Some more interesting research came out of the Canadian Cardiovascular Congress last week. Researchers in Toronto have found that eating two fast food breakfast sandwiches (equivalent to about 900 calories and 50 grams of fat) for breakfast decreased blood flow to participants arms by 20-30% in comparison to a day when participants had no breakfast. While the decreased blood flow was temporary, it suggests that regular consumption of high calorie, high fat foods may contribute to longterm arterial damage. This is definitely alarming but there are a couple of aspects of this study that bother me.
First, while I’m sure that some people are consuming breakfasts similar to the one used in the study, I doubt that many people are consuming such calorie and fat laden breakfasts on a regular basis. Just for reference: a bacon and egg mcmuffin from McDonald’s gives you 320 calories and 15 grams of fat. That’s considerably less than the amount used in the study. I wonder what results would have been seen with the consumption of just one breakfast sandwich. Second, the thing that bothers me most, is that the comparison was made between this calorific breakfast and no breakfast at all. Considering that us dietitians are always harping on the fact that breakfast is the most important meal of the day I would like to see the results from another group of participants who were fed a nutritious breakfast. Afterall, if the only comparison is no breakfast we have no way to tell what’s causing this change in blood flow. It’s entirely possible that it has nothing to do with the number of calories or the amount of fat or sodium. Perhaps this would be observed no matter what the food was that was being eaten.
This is certainly interesting research and I’m down with anything that discourages the consumption of unhealthy fast food breakfasts.

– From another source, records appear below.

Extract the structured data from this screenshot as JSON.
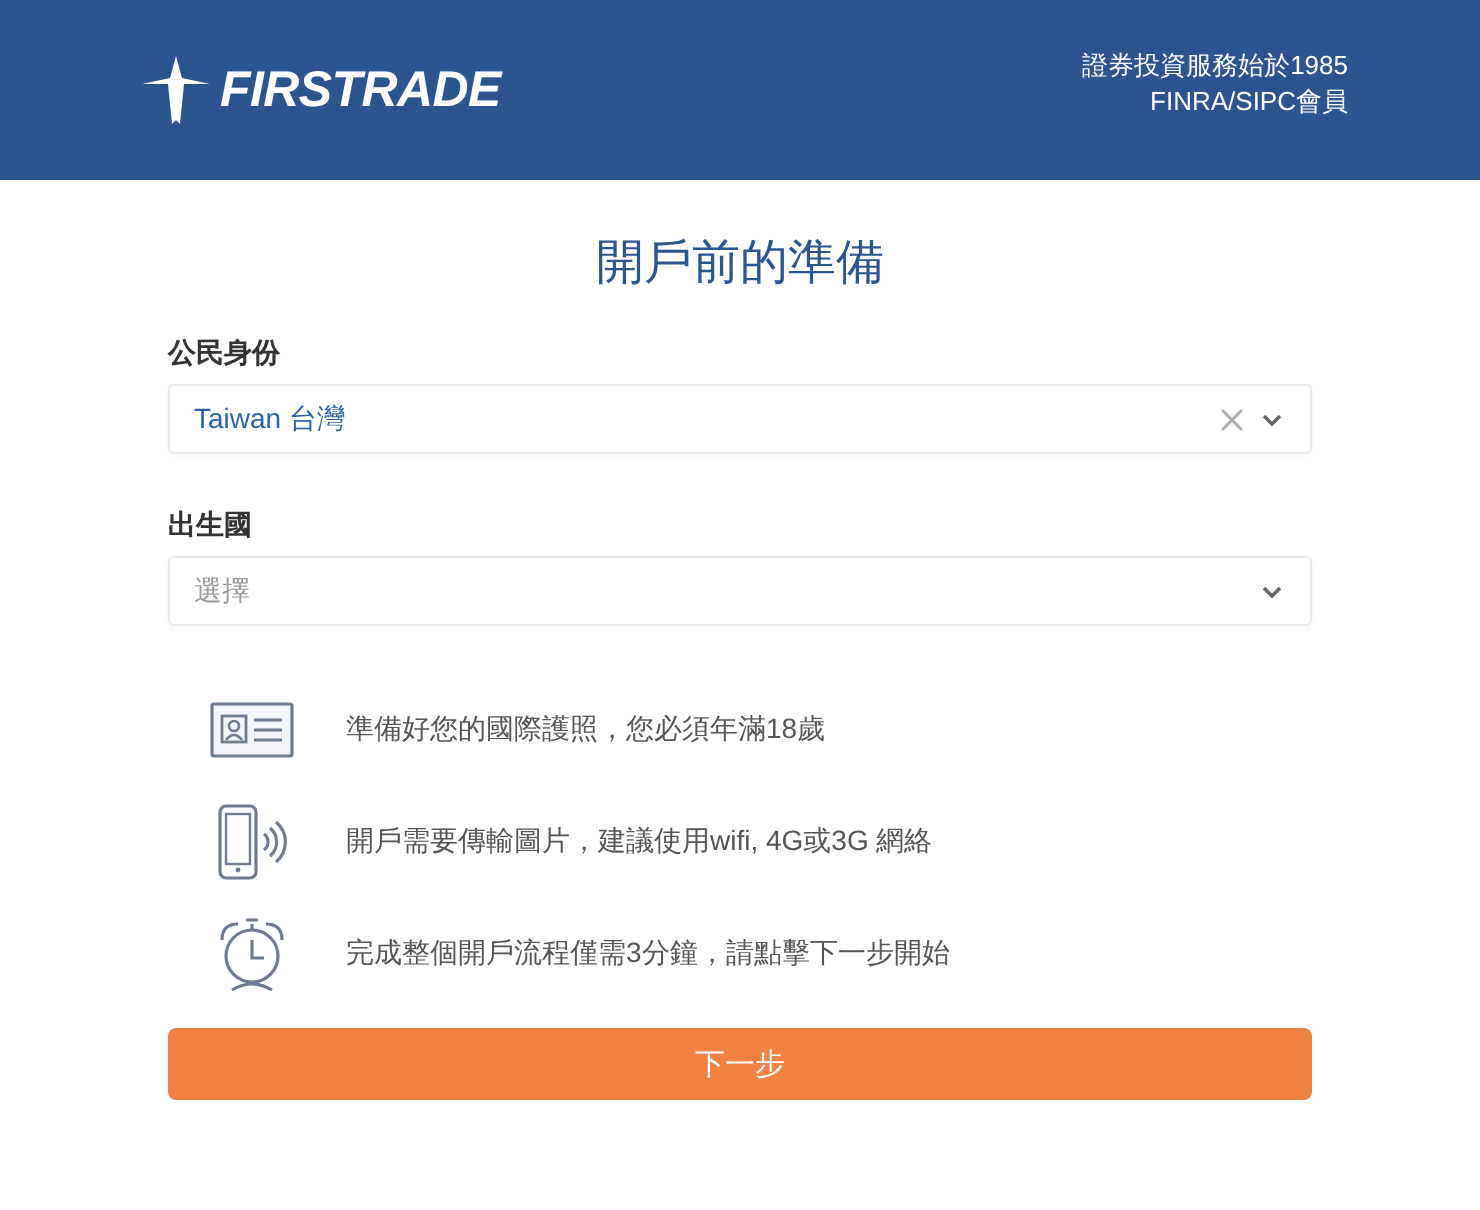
{
  "header": {
    "logo_text": "FIRSTRADE",
    "tagline_lines": [
      "證券投資服務始於1985",
      "FINRA/SIPC會員"
    ]
  },
  "title": "開戶前的準備",
  "fields": [
    {
      "label": "公民身份",
      "value": "Taiwan 台灣",
      "clearable": true
    },
    {
      "label": "出生國",
      "placeholder": "選擇",
      "clearable": false
    }
  ],
  "requirements": [
    {
      "kind": "id-card",
      "text": "準備好您的國際護照，您必須年滿18歲"
    },
    {
      "kind": "phone",
      "text": "開戶需要傳輸圖片，建議使用wifi, 4G或3G 網絡"
    },
    {
      "kind": "clock",
      "text": "完成整個開戶流程僅需3分鐘，請點擊下一步開始"
    }
  ],
  "next_button": "下一步"
}
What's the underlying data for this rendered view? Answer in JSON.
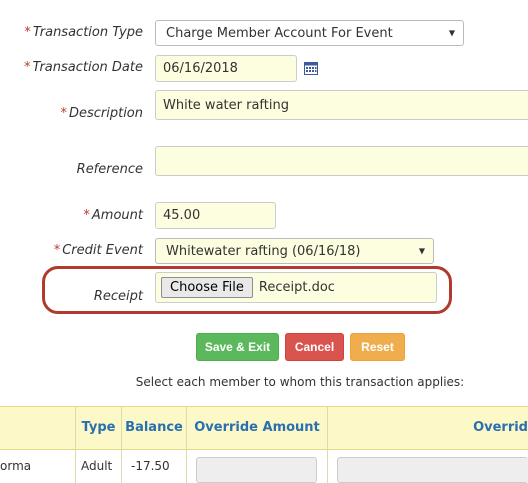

However, I think that further research is definitely warranted before we can draw any real conclusions from this study.